Different shows, the cinematographer is quick to point out, have different concerns. “I recently shot a big 35mm feature in Oregon,” he recalls, “and you think differently in those circumstances. There, if the sun wasn’t doing what I’d hoped, maybe I’d add a 12K and fix the problem. But we didn’t have much equipment at all [on Me and You]. One of the scenes I really like in ‘Me and You’ is with the old people and the sun hits a bed in the room just perfectly. I didn’t make that light; we waited for it.”
Chávez grew up in a world of image making. His father, Gregory Chávez, was a cinematographer on a number of Mexican feature films, and the younger Chávez shot and printed black-and-white stills from early childhood and studied painting before devoting himself to cinematography. He continues to bring lessons from these earlier endeavors to his work today. “Sometimes you see a scene like a still photographer does,” he says, “and it is lit naturally and the beauty is right there. Then you need an eye to find these things. Other times you need to be more like a painter and create the whole thing—the color and the light and everything. And sometimes you do a little of both.”
“Me and You,” he says, fits into that last category.

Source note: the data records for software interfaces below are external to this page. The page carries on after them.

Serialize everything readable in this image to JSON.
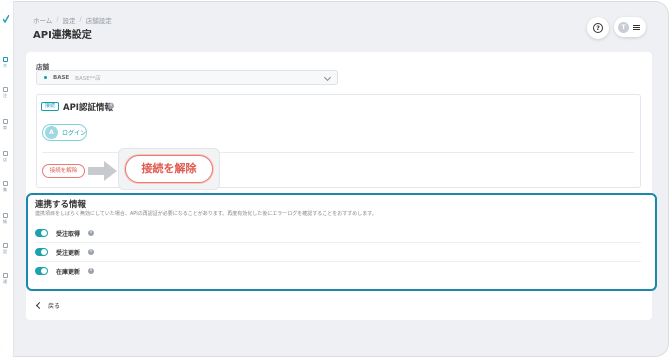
{
  "breadcrumb": [
    "ホーム",
    "設定",
    "店舗設定"
  ],
  "breadcrumb_sep": "/",
  "page_title": "API連携設定",
  "header": {
    "avatar_initial": "T"
  },
  "store": {
    "label": "店舗",
    "badge": "BASE",
    "value": "BASE**店"
  },
  "auth": {
    "status_badge": "接続",
    "title": "API認証情報",
    "login_logo": "A",
    "login_label": "ログイン",
    "disconnect_label": "接続を解除",
    "disconnect_zoom_label": "接続を解除"
  },
  "linked": {
    "title": "連携する情報",
    "description": "連携項目をしばらく無効にしていた場合、APIの再認証が必要になることがあります。再度有効化した後にエラーログを確認することをおすすめします。",
    "items": [
      {
        "label": "受注取得",
        "enabled": true
      },
      {
        "label": "受注更新",
        "enabled": true
      },
      {
        "label": "在庫更新",
        "enabled": true
      }
    ]
  },
  "back_label": "戻る",
  "colors": {
    "accent": "#1a9cb0",
    "danger": "#e05a4f",
    "highlight_border": "#1a87ad"
  },
  "sidebar": {
    "items": [
      {
        "icon": "home-icon",
        "label": "ホ"
      },
      {
        "icon": "list-icon",
        "label": "注"
      },
      {
        "icon": "box-icon",
        "label": "商"
      },
      {
        "icon": "store-icon",
        "label": "店"
      },
      {
        "icon": "chart-icon",
        "label": "集"
      },
      {
        "icon": "doc-icon",
        "label": "帳"
      },
      {
        "icon": "gear-icon",
        "label": "設"
      },
      {
        "icon": "bell-icon",
        "label": "通"
      }
    ]
  }
}
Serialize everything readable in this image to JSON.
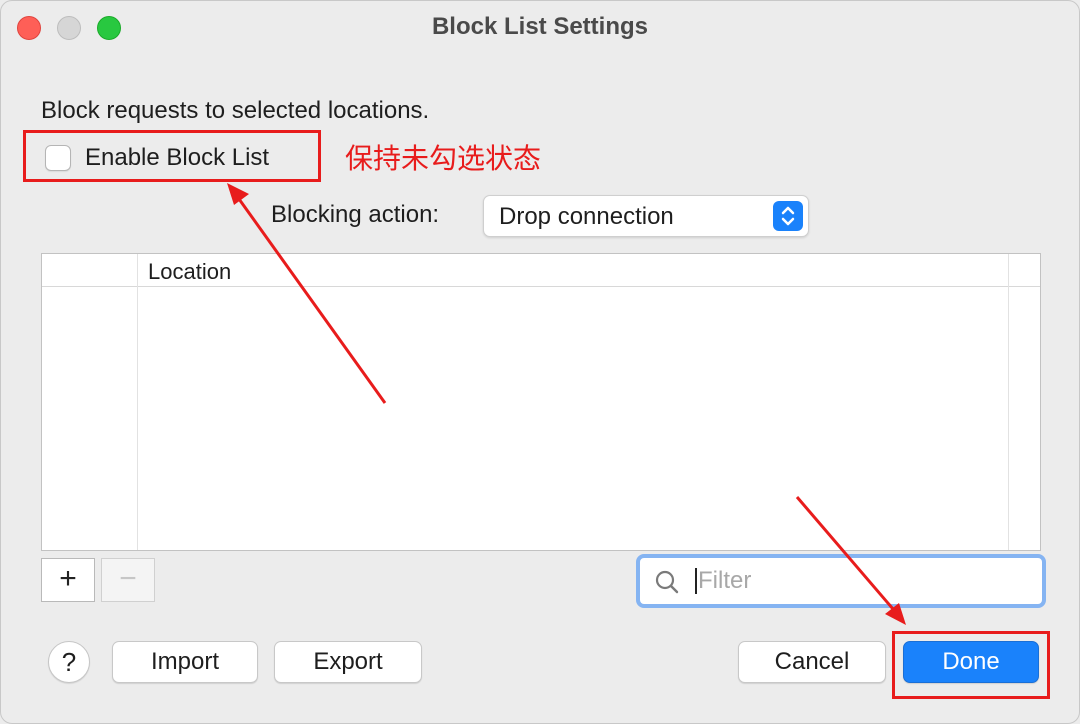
{
  "window": {
    "title": "Block List Settings"
  },
  "description": "Block requests to selected locations.",
  "enable": {
    "label": "Enable Block List",
    "checked": false
  },
  "annotation": {
    "text": "保持未勾选状态",
    "color": "#e81c1c"
  },
  "blocking": {
    "label": "Blocking action:",
    "value": "Drop connection"
  },
  "table": {
    "columns": [
      "",
      "Location"
    ],
    "rows": []
  },
  "controls": {
    "add": "+",
    "remove": "−"
  },
  "filter": {
    "placeholder": "Filter",
    "value": ""
  },
  "footer": {
    "help": "?",
    "import": "Import",
    "export": "Export",
    "cancel": "Cancel",
    "done": "Done"
  },
  "colors": {
    "accent": "#1a82fb",
    "annotation": "#e81c1c"
  }
}
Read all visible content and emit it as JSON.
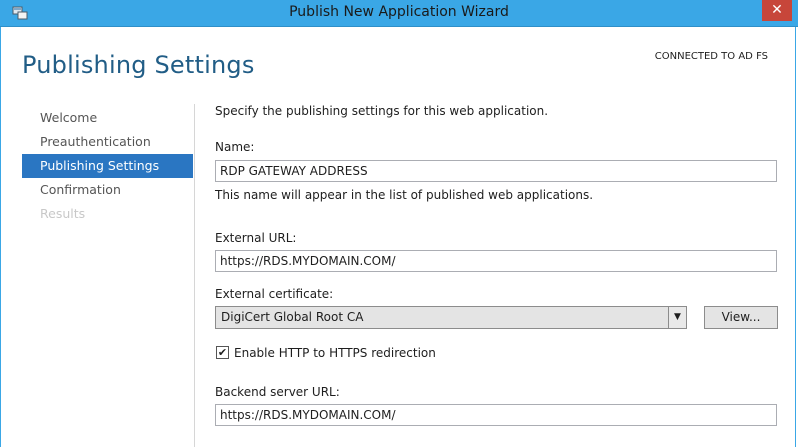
{
  "window": {
    "title": "Publish New Application Wizard",
    "close_glyph": "✕"
  },
  "page": {
    "title": "Publishing Settings",
    "status": "CONNECTED TO AD FS"
  },
  "nav": {
    "items": [
      {
        "label": "Welcome"
      },
      {
        "label": "Preauthentication"
      },
      {
        "label": "Publishing Settings"
      },
      {
        "label": "Confirmation"
      },
      {
        "label": "Results"
      }
    ]
  },
  "form": {
    "intro": "Specify the publishing settings for this web application.",
    "name_label": "Name:",
    "name_value": "RDP GATEWAY ADDRESS",
    "name_hint": "This name will appear in the list of published web applications.",
    "external_url_label": "External URL:",
    "external_url_value": "https://RDS.MYDOMAIN.COM/",
    "certificate_label": "External certificate:",
    "certificate_value": "DigiCert Global Root CA",
    "view_button": "View...",
    "redirect_label": "Enable HTTP to HTTPS redirection",
    "redirect_checked": "✔",
    "backend_label": "Backend server URL:",
    "backend_value": "https://RDS.MYDOMAIN.COM/"
  },
  "icons": {
    "window": "wizard-app-icon",
    "dropdown": "chevron-down-icon"
  },
  "colors": {
    "titlebar": "#3aa7e6",
    "accent": "#2a76c2",
    "close": "#c7463a",
    "heading": "#215d86"
  }
}
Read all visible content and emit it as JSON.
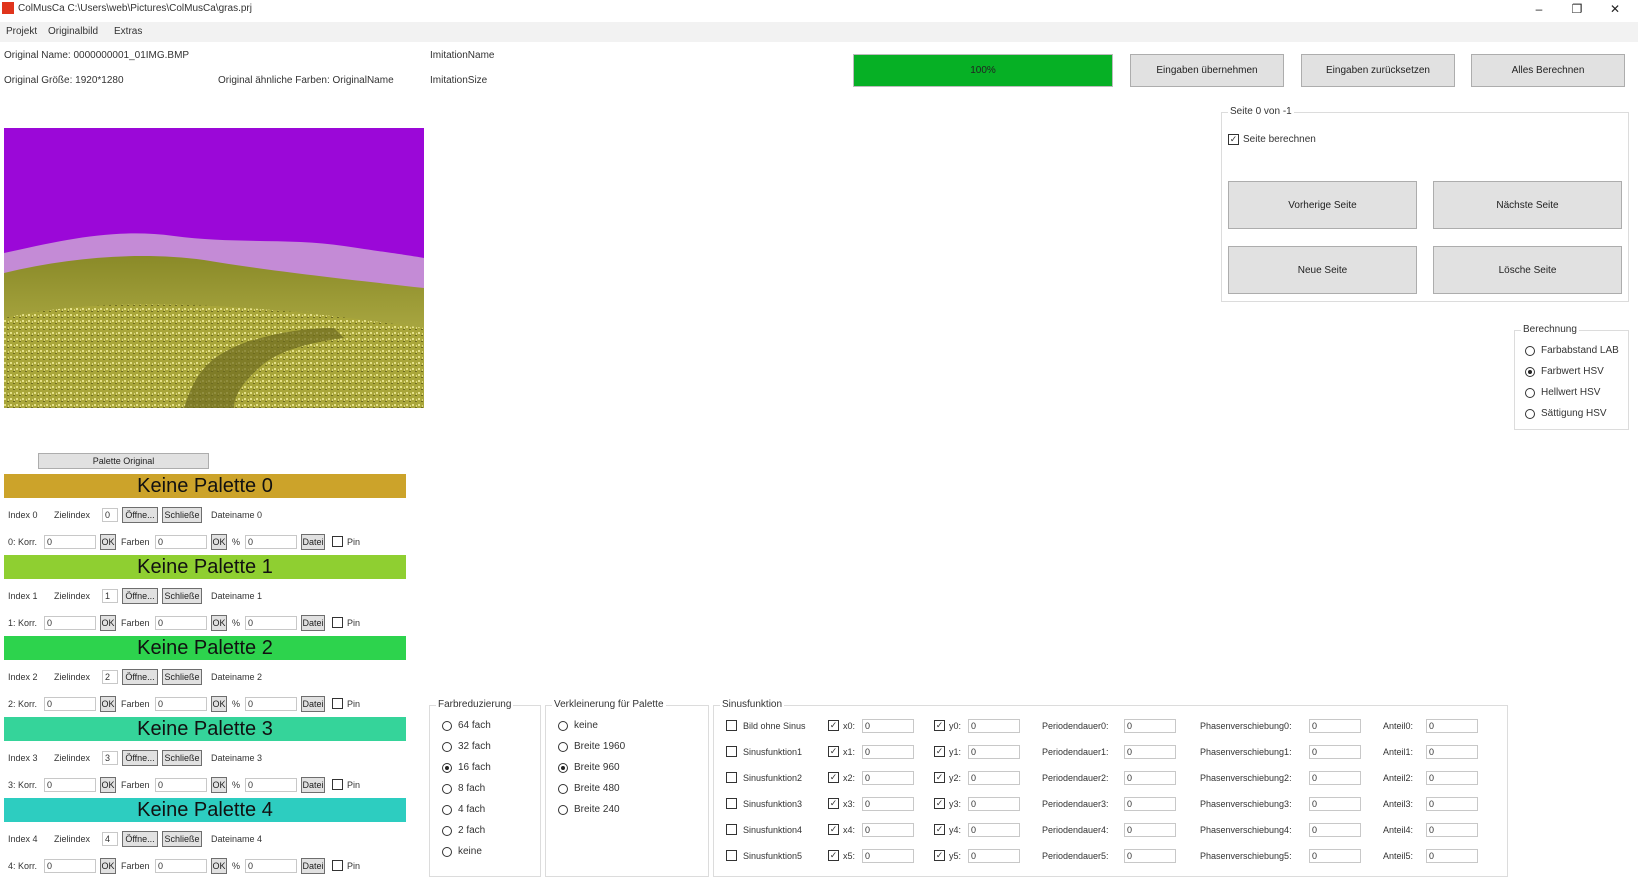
{
  "window": {
    "title": "ColMusCa C:\\Users\\web\\Pictures\\ColMusCa\\gras.prj"
  },
  "menu": {
    "items": [
      "Projekt",
      "Originalbild",
      "Extras"
    ]
  },
  "info": {
    "orig_name": "Original Name: 0000000001_01IMG.BMP",
    "orig_size": "Original Größe: 1920*1280",
    "orig_similar": "Original ähnliche Farben: OriginalName",
    "imit_name": "ImitationName",
    "imit_size": "ImitationSize"
  },
  "progress": {
    "label": "100%",
    "value": 100,
    "color": "#06b025"
  },
  "top_buttons": {
    "apply": "Eingaben übernehmen",
    "reset": "Eingaben zurücksetzen",
    "compute_all": "Alles Berechnen"
  },
  "page_panel": {
    "legend": "Seite 0 von -1",
    "compute_page": "Seite berechnen",
    "compute_checked": true,
    "prev": "Vorherige Seite",
    "next": "Nächste Seite",
    "new": "Neue Seite",
    "delete": "Lösche Seite"
  },
  "calc": {
    "legend": "Berechnung",
    "options": [
      {
        "label": "Farbabstand LAB",
        "selected": false
      },
      {
        "label": "Farbwert HSV",
        "selected": true
      },
      {
        "label": "Hellwert HSV",
        "selected": false
      },
      {
        "label": "Sättigung HSV",
        "selected": false
      }
    ]
  },
  "palette_original_button": "Palette Original",
  "palettes": [
    {
      "title": "Keine Palette 0",
      "color": "#cca32a",
      "index_label": "Index 0",
      "ziel_label": "Zielindex",
      "ziel_value": "0",
      "open": "Öffne...",
      "close": "Schließe",
      "file": "Dateiname 0",
      "korr_label": "0: Korr.",
      "korr_value": "0",
      "ok": "OK",
      "farben_label": "Farben",
      "farben_value": "0",
      "pct": "%",
      "pct_value": "0",
      "date": "Datei",
      "pin": "Pin"
    },
    {
      "title": "Keine Palette 1",
      "color": "#8fcf31",
      "index_label": "Index 1",
      "ziel_label": "Zielindex",
      "ziel_value": "1",
      "open": "Öffne...",
      "close": "Schließe",
      "file": "Dateiname 1",
      "korr_label": "1: Korr.",
      "korr_value": "0",
      "ok": "OK",
      "farben_label": "Farben",
      "farben_value": "0",
      "pct": "%",
      "pct_value": "0",
      "date": "Datei",
      "pin": "Pin"
    },
    {
      "title": "Keine Palette 2",
      "color": "#2dd34d",
      "index_label": "Index 2",
      "ziel_label": "Zielindex",
      "ziel_value": "2",
      "open": "Öffne...",
      "close": "Schließe",
      "file": "Dateiname 2",
      "korr_label": "2: Korr.",
      "korr_value": "0",
      "ok": "OK",
      "farben_label": "Farben",
      "farben_value": "0",
      "pct": "%",
      "pct_value": "0",
      "date": "Datei",
      "pin": "Pin"
    },
    {
      "title": "Keine Palette 3",
      "color": "#35d49a",
      "index_label": "Index 3",
      "ziel_label": "Zielindex",
      "ziel_value": "3",
      "open": "Öffne...",
      "close": "Schließe",
      "file": "Dateiname 3",
      "korr_label": "3: Korr.",
      "korr_value": "0",
      "ok": "OK",
      "farben_label": "Farben",
      "farben_value": "0",
      "pct": "%",
      "pct_value": "0",
      "date": "Datei",
      "pin": "Pin"
    },
    {
      "title": "Keine Palette 4",
      "color": "#2dcdc0",
      "index_label": "Index 4",
      "ziel_label": "Zielindex",
      "ziel_value": "4",
      "open": "Öffne...",
      "close": "Schließe",
      "file": "Dateiname 4",
      "korr_label": "4: Korr.",
      "korr_value": "0",
      "ok": "OK",
      "farben_label": "Farben",
      "farben_value": "0",
      "pct": "%",
      "pct_value": "0",
      "date": "Datei",
      "pin": "Pin"
    }
  ],
  "farbreduzierung": {
    "legend": "Farbreduzierung",
    "options": [
      {
        "label": "64 fach",
        "selected": false
      },
      {
        "label": "32 fach",
        "selected": false
      },
      {
        "label": "16 fach",
        "selected": true
      },
      {
        "label": "8 fach",
        "selected": false
      },
      {
        "label": "4 fach",
        "selected": false
      },
      {
        "label": "2 fach",
        "selected": false
      },
      {
        "label": "keine",
        "selected": false
      }
    ]
  },
  "verkleinerung": {
    "legend": "Verkleinerung für Palette",
    "options": [
      {
        "label": "keine",
        "selected": false
      },
      {
        "label": "Breite 1960",
        "selected": false
      },
      {
        "label": "Breite 960",
        "selected": true
      },
      {
        "label": "Breite 480",
        "selected": false
      },
      {
        "label": "Breite 240",
        "selected": false
      }
    ]
  },
  "sinus": {
    "legend": "Sinusfunktion",
    "rows": [
      {
        "name": "Bild ohne Sinus",
        "x": "x0:",
        "xv": "0",
        "y": "y0:",
        "yv": "0",
        "p": "Periodendauer0:",
        "pv": "0",
        "ph": "Phasenverschiebung0:",
        "phv": "0",
        "a": "Anteil0:",
        "av": "0"
      },
      {
        "name": "Sinusfunktion1",
        "x": "x1:",
        "xv": "0",
        "y": "y1:",
        "yv": "0",
        "p": "Periodendauer1:",
        "pv": "0",
        "ph": "Phasenverschiebung1:",
        "phv": "0",
        "a": "Anteil1:",
        "av": "0"
      },
      {
        "name": "Sinusfunktion2",
        "x": "x2:",
        "xv": "0",
        "y": "y2:",
        "yv": "0",
        "p": "Periodendauer2:",
        "pv": "0",
        "ph": "Phasenverschiebung2:",
        "phv": "0",
        "a": "Anteil2:",
        "av": "0"
      },
      {
        "name": "Sinusfunktion3",
        "x": "x3:",
        "xv": "0",
        "y": "y3:",
        "yv": "0",
        "p": "Periodendauer3:",
        "pv": "0",
        "ph": "Phasenverschiebung3:",
        "phv": "0",
        "a": "Anteil3:",
        "av": "0"
      },
      {
        "name": "Sinusfunktion4",
        "x": "x4:",
        "xv": "0",
        "y": "y4:",
        "yv": "0",
        "p": "Periodendauer4:",
        "pv": "0",
        "ph": "Phasenverschiebung4:",
        "phv": "0",
        "a": "Anteil4:",
        "av": "0"
      },
      {
        "name": "Sinusfunktion5",
        "x": "x5:",
        "xv": "0",
        "y": "y5:",
        "yv": "0",
        "p": "Periodendauer5:",
        "pv": "0",
        "ph": "Phasenverschiebung5:",
        "phv": "0",
        "a": "Anteil5:",
        "av": "0"
      }
    ]
  }
}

He was able to compensate for minimal control over the lighting with good, productive sessions in the da Vinci suite for the final correct. “I love to be able to put windows around part of the scene and just make something lighter or darker or defocus a portion of the frame,” he says.
“If it was a big feature on film,” Chávez concludes, “and I wanted to darken the scene a little behind a close-up, I would take the time to put a flag in or change the light to get the look right on the film. But in this kind of picture, you don’t have a lot of time to do that—but you can get a similar effect in post. It’s always important for a cinematographer to know how make the most of all different types of situations.”